= Task objective =
Number of lines below with the word "value": state it and write nothing more.

── Source data

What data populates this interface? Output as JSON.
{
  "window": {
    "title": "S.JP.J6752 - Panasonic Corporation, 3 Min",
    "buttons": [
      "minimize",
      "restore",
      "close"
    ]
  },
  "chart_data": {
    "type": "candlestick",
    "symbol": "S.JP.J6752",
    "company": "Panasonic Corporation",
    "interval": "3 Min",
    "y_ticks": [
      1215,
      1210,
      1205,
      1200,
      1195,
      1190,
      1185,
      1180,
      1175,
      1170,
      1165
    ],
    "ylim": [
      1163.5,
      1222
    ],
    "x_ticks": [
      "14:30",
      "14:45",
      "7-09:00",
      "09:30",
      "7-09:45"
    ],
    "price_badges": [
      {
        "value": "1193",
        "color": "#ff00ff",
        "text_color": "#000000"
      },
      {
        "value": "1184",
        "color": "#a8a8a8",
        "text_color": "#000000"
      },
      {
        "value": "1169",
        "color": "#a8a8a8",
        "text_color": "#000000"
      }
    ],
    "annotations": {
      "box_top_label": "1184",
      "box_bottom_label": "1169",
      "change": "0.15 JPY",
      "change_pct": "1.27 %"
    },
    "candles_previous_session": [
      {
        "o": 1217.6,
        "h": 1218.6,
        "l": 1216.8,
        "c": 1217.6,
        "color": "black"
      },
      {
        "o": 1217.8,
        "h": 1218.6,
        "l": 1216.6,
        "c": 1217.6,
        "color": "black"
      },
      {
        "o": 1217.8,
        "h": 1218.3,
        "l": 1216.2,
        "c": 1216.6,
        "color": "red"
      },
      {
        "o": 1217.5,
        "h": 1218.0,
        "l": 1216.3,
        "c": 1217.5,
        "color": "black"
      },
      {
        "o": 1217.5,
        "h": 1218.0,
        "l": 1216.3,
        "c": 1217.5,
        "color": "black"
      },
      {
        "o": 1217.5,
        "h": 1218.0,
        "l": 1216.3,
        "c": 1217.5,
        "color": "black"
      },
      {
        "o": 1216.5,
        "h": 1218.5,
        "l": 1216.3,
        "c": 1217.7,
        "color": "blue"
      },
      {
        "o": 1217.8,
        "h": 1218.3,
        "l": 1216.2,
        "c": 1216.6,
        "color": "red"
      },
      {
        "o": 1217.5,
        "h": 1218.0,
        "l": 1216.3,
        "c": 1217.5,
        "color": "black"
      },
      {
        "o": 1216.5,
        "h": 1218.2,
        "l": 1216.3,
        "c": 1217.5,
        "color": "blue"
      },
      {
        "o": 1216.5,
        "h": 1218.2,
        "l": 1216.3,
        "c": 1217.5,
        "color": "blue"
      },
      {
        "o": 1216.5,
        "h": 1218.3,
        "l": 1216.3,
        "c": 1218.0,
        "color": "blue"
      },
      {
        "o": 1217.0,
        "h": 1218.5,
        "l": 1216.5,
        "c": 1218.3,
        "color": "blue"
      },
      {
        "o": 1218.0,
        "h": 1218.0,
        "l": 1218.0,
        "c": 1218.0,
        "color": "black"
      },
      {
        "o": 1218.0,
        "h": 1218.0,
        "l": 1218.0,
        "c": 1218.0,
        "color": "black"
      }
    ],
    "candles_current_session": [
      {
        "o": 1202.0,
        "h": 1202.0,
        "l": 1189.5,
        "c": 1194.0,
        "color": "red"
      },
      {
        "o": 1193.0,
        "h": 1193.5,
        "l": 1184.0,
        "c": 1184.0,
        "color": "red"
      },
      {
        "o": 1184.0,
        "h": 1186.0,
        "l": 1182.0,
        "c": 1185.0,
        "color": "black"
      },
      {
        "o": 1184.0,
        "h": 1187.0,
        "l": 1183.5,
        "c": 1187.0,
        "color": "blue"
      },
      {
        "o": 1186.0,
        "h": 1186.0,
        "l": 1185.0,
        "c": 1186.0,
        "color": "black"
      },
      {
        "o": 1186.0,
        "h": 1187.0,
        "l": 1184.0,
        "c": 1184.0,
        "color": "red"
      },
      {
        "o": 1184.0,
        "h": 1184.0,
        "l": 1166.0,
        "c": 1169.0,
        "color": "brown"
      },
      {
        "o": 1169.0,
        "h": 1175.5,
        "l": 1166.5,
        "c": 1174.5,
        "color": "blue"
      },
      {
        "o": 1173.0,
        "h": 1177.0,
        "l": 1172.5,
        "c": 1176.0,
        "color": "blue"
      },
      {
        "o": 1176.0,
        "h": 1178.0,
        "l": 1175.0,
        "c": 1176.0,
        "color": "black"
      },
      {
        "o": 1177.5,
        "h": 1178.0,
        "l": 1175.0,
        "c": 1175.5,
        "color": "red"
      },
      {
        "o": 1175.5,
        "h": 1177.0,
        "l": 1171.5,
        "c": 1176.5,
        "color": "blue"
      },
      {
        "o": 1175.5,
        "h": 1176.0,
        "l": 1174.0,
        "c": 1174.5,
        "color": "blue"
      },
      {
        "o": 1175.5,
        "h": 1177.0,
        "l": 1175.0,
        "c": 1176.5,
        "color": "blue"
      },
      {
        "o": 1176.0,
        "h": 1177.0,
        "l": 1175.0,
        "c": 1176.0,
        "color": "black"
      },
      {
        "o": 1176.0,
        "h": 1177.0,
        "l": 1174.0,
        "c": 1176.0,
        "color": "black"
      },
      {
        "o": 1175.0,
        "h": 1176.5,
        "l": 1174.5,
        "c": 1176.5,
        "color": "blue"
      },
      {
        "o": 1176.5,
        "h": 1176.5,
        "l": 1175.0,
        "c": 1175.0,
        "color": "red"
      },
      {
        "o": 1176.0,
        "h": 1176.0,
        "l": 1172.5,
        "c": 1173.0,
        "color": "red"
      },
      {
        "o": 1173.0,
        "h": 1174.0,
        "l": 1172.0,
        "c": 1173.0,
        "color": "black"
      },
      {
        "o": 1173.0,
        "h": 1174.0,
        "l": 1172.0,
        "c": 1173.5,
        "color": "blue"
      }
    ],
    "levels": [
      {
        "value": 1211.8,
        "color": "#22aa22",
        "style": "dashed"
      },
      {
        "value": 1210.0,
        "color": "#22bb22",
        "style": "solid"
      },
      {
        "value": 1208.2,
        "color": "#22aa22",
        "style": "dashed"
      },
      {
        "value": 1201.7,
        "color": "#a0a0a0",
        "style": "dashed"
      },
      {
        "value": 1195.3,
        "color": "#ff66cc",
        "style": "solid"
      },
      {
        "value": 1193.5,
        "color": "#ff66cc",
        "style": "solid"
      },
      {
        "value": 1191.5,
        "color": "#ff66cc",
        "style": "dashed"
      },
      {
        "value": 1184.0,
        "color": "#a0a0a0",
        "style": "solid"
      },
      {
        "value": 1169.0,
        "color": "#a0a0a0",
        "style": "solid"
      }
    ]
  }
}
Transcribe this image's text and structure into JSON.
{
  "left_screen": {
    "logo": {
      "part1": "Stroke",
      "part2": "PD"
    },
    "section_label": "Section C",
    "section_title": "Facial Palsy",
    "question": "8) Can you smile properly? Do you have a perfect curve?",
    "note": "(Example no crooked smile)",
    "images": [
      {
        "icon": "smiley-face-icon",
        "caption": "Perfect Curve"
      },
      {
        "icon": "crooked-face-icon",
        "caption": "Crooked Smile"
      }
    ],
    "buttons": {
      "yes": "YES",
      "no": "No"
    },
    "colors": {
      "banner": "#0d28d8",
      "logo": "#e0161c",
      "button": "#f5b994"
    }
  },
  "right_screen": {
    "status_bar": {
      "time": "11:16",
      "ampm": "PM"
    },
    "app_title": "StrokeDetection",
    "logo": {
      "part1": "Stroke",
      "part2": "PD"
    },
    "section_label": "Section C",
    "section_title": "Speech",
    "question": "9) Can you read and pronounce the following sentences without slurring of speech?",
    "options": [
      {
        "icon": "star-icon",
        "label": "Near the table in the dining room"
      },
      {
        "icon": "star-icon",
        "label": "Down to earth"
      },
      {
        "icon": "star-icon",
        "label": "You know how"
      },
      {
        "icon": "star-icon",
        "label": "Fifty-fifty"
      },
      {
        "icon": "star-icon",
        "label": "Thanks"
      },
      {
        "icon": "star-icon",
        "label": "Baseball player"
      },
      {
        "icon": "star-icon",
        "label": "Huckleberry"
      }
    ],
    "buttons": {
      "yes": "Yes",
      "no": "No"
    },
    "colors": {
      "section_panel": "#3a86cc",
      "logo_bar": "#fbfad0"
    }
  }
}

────

= Written answer =
12